Clarifying Theoretical Intricacies through the Use of Conceptual Visualization: Case of Production Theory in Advanced Microeconomics

Alexandra Naumenko, Seyyed Ali Zeytoon Nejad Moosavian

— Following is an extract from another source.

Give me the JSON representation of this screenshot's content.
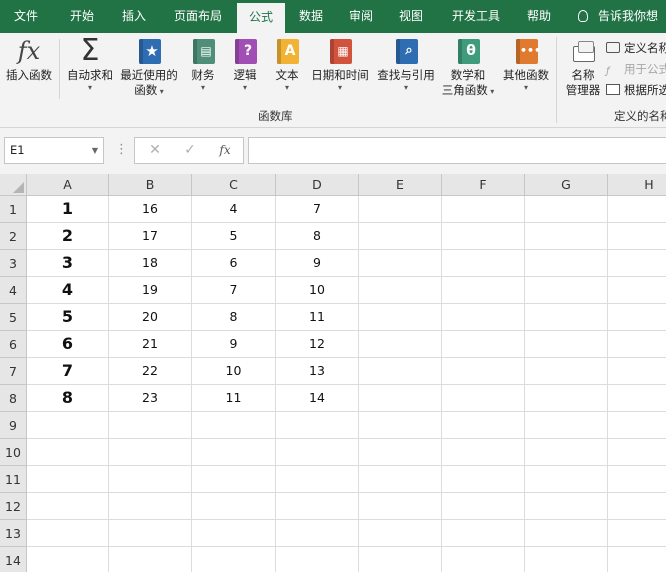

Production theory, defined as the study of the economic process of transforming inputs into outputs, consists of two simultaneous economic forces: cost minimization and profit maximization. The cost minimization problem involves deriving conditional factor demand functions and the cost function. The profit maximization problem involves deriving the output supply function, the profit function, and unconditional factor demand functions. Nested within the process are Shephard’s lemma, Hotelling’s lemmas, direct and indirect mathematical relations, and other elements contributing to the dynamics of the process. The intricacies and hidden underlying influences pose difficulties in presenting the material for an instructor, and inhibit learning by students. Simply put, the primary aim of this paper is to facilitate the teaching and learning of the production theory realm of Economics through the use of a conceptual visual model. This paper proposes a pedagogical tool in the form of a detailed graphic illustrating the relationship between profit-maximization and cost-minimization under technical constraints, with an emphasis on the similarities and differences between the perfect-competition and monopoly cases. The potential that such a visual has to enhance learning when supplementing traditional context is discussed under the context of contemporary learning literature. Embedded in the discussion is an example of how we believe our model could be conceptualized and utilized in a real-world setting to evaluate an industrial project with an economic point of view.

Full Text:




  • There are currently no refbacks.

Paper Submission E-mail:

Applied Economics and Finance    ISSN 2332-7294 (Print)   ISSN 2332-7308 (Online)

Copyright © Redfame Publishing Inc.

To make sure that you can receive messages from us, please add the '' domain to your e-mail 'safe list'. If you do not receive e-mail in your 'inbox', check your 'bulk mail' or 'junk mail' folders. If you have any questions, please contact: